Causes of Stair Accidents
Accidents on a stairway may result from:
- Crack in the stair
- Uneven stairs
- Ripped carpeting
- Object or slippery substance left on the stairs
- Snow and ice accumulation
- Inadequate lighting
- Lack of handrails
- Defect in the handrails
Liability of Owner or Occupier
If a home or business is being rented, then the owner may not be liable for any accident occurring on the leased premises since the hazard may have originated by or been caused by the renter alone. In other cases, if a contractor caused the hazard, then both the owner and contractor may be accountable in some cases.
Homeowners and Landlords
A homeowner has an legal obligation to invitees or others lawfully on their property such as police or fire personnel or meter readers to warn of known hazards. For example, if they are going to use a stairway and a step is uneven, then the owner or renter must warn of the hazard. Homeowner are generally not required to inspect their property for hidden dangers or for hazards that just recently came into existence.
Business owners have a higher duty of care to customers or licensees and must periodically inspect their premises for hazards that pose an unreasonable and foreseeable risk of harm. Regarding stairways, business owners do have to have had notice of the hazard, either directly by observation or having been informed of it, or constructively if the hazard has been in place long enough so that it should have been seen. The owner in such cases must either remove the hazard or pace adequate and conspicuous warnings.
A particularly devastating case occurred in Utah when a man descending a stairway in a restaurant moved to the side to allow some people to pass and leaned into a boiler room door on the side that was not secured. He fell into the opening and down a flight of stairs where he sustained fatal injuries. The case may come before a jury who must decide whether the unsecured door was a foreseeable hazard that the owner had a duty to either warn about to those using the stairs or at least taken steps to secure the door so that it could not open so easily.
Public entities are also liable the extent as business owners but Massachusetts laws limits their exposure to liability if the hazard is in a public way (passageway such as an alley or roadway open to the public) where the maximum you can recover is $5000. An exception exists regarding injuries in parks and other recreational sites in our state where no fees are required for recreational use. In these cases, the city or municipal entity is immune from civil suit for any injuries that occur.
Claims against public entities where an accident occurred on a public way must be submitted to the proper entity within 30 days. Further, you must assert and prove no contributory negligence on your own part. Other claims against public entities must be submitted within 2 years and a claim filed within 3 years of the accident.
Snow and Ice
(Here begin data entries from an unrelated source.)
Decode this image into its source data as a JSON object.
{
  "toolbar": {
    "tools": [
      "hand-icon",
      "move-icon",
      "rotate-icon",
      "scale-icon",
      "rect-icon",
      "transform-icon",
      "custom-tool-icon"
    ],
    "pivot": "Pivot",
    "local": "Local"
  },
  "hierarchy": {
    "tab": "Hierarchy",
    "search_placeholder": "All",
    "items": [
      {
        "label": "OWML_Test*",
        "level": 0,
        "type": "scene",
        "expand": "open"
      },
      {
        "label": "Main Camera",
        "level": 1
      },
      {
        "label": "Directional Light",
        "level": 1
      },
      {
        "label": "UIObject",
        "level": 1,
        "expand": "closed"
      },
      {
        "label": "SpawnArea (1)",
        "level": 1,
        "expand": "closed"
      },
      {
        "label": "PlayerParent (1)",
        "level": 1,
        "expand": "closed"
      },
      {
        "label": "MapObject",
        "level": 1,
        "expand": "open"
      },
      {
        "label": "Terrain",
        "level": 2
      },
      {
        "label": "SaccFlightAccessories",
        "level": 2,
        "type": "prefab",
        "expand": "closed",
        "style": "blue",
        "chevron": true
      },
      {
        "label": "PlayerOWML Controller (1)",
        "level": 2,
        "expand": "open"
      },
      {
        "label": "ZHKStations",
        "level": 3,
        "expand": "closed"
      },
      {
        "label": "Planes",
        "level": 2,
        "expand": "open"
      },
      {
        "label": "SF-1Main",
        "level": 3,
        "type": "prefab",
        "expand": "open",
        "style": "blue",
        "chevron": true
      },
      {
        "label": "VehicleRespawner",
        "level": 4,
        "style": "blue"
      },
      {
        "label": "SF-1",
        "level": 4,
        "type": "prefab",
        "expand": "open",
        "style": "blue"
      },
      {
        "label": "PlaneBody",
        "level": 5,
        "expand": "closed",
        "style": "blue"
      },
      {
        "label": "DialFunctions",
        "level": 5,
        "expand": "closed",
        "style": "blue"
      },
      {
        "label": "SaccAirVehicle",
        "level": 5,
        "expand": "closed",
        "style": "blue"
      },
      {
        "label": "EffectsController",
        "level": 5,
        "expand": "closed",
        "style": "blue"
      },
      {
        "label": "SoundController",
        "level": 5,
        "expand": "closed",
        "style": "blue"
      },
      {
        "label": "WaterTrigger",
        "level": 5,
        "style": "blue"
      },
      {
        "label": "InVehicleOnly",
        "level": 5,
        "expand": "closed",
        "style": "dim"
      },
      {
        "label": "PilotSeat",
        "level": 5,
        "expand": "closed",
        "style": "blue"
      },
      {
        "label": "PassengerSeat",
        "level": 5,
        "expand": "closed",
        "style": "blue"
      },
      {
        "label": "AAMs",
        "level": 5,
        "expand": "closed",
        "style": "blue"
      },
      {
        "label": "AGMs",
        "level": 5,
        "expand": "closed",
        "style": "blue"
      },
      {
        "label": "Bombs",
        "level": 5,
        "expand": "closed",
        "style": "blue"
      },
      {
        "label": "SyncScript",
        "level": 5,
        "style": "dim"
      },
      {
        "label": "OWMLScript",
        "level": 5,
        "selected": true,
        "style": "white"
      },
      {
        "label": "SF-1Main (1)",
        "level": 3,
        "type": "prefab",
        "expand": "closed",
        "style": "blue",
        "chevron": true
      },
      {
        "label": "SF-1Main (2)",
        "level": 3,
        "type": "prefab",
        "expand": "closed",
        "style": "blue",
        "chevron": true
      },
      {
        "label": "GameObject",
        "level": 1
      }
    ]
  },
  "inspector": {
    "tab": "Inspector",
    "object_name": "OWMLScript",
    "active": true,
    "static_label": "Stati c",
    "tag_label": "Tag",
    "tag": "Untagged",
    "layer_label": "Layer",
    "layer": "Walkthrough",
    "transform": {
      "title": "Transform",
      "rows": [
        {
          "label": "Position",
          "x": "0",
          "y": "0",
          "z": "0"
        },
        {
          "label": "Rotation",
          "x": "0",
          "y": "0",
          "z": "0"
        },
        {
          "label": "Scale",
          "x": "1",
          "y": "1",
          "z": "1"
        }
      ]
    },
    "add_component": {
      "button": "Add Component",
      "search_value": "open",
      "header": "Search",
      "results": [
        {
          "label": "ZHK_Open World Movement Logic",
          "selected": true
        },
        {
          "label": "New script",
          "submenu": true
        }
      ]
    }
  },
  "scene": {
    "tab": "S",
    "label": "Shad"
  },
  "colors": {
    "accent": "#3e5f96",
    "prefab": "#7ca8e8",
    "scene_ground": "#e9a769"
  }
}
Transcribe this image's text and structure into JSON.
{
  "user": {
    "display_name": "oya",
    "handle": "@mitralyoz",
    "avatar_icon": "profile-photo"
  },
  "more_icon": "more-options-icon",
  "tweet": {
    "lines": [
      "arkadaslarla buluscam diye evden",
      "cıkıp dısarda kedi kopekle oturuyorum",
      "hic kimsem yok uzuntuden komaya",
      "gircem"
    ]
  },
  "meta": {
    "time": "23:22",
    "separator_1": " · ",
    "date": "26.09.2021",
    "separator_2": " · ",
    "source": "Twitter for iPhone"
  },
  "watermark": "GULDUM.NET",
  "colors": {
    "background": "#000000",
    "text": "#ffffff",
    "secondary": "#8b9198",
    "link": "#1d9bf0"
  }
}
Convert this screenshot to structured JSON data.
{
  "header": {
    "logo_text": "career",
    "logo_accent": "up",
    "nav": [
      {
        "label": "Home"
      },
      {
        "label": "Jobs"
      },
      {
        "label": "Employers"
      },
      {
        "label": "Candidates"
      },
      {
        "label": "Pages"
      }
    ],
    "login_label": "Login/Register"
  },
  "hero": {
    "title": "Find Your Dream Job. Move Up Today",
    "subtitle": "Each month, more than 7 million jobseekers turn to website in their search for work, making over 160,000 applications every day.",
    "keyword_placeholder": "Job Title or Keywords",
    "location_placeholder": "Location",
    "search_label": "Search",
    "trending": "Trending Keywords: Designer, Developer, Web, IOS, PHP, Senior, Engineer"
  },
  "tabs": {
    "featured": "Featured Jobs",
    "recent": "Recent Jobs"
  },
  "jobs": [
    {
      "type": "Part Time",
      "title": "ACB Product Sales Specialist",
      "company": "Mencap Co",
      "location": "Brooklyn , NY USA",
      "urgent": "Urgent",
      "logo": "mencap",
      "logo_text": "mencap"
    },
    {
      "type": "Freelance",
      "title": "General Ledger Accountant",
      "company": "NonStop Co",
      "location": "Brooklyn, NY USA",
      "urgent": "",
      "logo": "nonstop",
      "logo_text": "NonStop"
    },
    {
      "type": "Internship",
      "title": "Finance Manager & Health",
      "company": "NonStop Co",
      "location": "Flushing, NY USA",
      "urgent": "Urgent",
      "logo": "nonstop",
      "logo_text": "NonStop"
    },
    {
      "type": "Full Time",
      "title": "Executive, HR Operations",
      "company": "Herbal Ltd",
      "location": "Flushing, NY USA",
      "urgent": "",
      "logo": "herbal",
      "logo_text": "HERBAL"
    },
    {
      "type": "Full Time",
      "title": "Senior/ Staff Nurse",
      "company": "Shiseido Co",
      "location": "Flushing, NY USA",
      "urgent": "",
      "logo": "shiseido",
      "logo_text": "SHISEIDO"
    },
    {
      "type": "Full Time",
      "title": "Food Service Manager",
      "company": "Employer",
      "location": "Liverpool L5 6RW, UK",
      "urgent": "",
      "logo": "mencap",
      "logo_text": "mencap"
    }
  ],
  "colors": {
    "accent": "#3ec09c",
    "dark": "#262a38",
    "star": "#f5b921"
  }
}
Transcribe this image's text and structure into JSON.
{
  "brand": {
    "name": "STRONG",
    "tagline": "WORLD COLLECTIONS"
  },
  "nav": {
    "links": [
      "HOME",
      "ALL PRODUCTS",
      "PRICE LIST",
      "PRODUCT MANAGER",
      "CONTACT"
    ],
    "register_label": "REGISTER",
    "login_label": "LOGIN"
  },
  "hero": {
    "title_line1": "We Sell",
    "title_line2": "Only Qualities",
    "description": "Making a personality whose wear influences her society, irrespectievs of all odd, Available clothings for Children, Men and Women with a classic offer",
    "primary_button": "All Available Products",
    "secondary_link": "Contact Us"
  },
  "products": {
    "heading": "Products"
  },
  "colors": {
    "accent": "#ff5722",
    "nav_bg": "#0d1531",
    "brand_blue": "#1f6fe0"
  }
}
Massachusetts has particular laws and legal obligations to homeowners and business owners regarding clearance of snow and ice. Since 2010, anyone injured from ice or snow has only 30 days to present an injury claim to the property owner, whether it is a private, business or public owner.
Property owners have a legal duty to clear snow and ice off their premises within a reasonable time after a storm, regardless of the amount of accumulation as it constitutes a dangerous condition. What constitutes a reasonable time depends on the circumstances. After a snow or ice storm, if a business typically opens to customers by 8:00 am, then the owner needs to clear the sidewalk where he knows patrons and others will be walking before it opens. If a homeowner, then the owner will likely be given a longer time to clear the hazard after the storm subsides but probably not more than several hours.
Damages in a Stair Accident Claim
Damages in a slip and fall, stair accident claim and other premises liability matters depends on how clear liability is established, whether the property owner knew of the hazard but was indifferent to it, and the extent of the injuries sustained. Compensation against public entities in Massachusetts can be limited as in those relating to public ways and notice of a claim must be submitted within a certain period in some cases.
In a stair accident claim, your damages may include:
- Past and future medical expenses
- Past and future wage loss
- Lost earning capacity
- Diminution in quality of life
- Permanent disability and disfigurement
- Pain and suffering
- Spousal claim for loss of consortium
Contact stair accident lawyer Neil Burns if you or a loved one was injured in a fall while on a stairway in either a private home, business or in a public building, Mr. Burns has been handling these and other premises liability claims for over 30 years and will carefully assess and discuss your claim. Call now for a free consultation.